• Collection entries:
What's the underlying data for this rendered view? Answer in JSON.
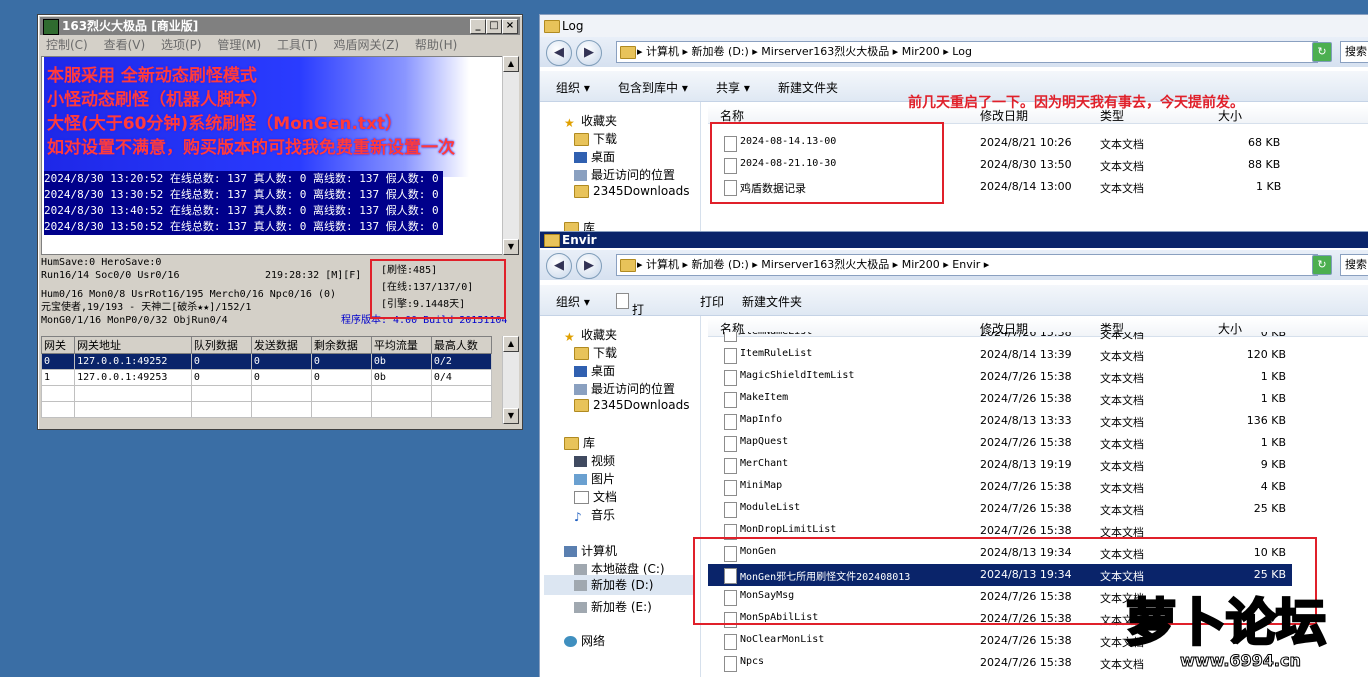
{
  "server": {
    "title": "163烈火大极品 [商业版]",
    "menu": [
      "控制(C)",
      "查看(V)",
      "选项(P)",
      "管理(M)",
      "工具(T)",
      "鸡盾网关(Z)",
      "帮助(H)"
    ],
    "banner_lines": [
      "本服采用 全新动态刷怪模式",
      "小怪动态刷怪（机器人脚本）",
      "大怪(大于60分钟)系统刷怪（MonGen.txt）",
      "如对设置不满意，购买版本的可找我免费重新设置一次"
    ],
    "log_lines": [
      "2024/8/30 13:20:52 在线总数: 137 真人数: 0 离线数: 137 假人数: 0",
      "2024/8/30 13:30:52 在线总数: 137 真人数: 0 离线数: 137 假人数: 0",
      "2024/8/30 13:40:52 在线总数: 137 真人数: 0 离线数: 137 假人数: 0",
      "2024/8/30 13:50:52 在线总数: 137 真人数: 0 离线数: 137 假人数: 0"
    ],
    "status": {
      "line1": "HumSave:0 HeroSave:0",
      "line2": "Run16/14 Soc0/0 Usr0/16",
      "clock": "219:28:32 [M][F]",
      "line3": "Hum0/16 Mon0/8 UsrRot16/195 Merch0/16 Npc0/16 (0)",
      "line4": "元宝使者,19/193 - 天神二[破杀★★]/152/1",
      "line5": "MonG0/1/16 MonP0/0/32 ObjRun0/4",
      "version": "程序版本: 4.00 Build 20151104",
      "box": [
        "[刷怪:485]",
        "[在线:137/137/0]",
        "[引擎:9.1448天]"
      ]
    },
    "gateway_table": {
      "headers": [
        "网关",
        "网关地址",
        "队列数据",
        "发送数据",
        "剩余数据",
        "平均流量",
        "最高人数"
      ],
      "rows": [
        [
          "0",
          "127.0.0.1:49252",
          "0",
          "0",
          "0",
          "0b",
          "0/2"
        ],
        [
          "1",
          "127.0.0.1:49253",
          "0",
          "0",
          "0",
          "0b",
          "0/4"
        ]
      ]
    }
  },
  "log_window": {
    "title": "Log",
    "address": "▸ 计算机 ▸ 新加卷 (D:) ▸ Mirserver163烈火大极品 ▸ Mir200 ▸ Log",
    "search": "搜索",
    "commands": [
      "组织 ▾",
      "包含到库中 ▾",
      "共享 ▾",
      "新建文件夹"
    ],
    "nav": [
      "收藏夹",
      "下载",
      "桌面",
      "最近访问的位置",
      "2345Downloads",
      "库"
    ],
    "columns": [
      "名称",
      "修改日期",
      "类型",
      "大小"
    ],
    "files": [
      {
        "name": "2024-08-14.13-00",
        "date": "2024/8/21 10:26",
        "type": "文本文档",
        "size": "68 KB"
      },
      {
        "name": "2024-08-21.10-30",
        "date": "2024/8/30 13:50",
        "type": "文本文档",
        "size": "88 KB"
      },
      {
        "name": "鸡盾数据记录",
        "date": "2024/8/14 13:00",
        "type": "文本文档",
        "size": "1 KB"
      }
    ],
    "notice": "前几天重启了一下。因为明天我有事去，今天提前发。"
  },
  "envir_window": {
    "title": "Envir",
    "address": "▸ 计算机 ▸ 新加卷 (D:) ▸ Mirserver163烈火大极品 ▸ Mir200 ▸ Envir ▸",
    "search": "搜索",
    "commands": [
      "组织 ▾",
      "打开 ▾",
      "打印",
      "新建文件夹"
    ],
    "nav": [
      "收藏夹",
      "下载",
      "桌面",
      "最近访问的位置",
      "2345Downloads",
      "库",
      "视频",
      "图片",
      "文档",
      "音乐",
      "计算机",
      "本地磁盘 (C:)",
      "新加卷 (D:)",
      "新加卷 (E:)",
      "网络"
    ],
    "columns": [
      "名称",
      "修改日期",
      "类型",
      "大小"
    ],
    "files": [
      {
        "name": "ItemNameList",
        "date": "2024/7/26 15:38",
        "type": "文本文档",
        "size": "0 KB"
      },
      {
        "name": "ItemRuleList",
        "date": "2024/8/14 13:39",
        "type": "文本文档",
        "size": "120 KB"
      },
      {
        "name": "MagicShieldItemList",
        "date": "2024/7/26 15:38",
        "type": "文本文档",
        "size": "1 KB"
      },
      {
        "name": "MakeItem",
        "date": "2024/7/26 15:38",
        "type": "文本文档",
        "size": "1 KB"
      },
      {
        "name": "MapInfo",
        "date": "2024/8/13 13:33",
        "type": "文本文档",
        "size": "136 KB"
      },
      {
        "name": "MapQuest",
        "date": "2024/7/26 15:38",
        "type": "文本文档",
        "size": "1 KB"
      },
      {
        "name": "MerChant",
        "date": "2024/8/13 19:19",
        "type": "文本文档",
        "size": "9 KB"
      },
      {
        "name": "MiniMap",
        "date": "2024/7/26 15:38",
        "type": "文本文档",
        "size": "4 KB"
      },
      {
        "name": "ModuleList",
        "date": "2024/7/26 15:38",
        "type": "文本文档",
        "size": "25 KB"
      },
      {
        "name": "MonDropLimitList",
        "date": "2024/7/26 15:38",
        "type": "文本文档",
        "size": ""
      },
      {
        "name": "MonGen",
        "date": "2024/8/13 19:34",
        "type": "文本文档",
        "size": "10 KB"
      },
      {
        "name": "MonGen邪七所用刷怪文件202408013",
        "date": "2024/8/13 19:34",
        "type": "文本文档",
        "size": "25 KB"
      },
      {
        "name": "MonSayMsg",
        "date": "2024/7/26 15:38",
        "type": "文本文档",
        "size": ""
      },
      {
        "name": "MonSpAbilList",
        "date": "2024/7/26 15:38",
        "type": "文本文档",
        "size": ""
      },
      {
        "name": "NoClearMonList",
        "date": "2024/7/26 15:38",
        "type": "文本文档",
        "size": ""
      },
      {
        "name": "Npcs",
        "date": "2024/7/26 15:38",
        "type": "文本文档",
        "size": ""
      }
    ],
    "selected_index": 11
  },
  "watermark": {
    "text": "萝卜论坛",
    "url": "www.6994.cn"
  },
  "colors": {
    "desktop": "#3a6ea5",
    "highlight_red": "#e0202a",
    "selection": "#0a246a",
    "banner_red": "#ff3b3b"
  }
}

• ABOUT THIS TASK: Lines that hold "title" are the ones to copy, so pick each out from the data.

• WRITTEN REPLY:
    "title": "163烈火大极品 [商业版]",
    "title": "Log",
    "title": "Envir",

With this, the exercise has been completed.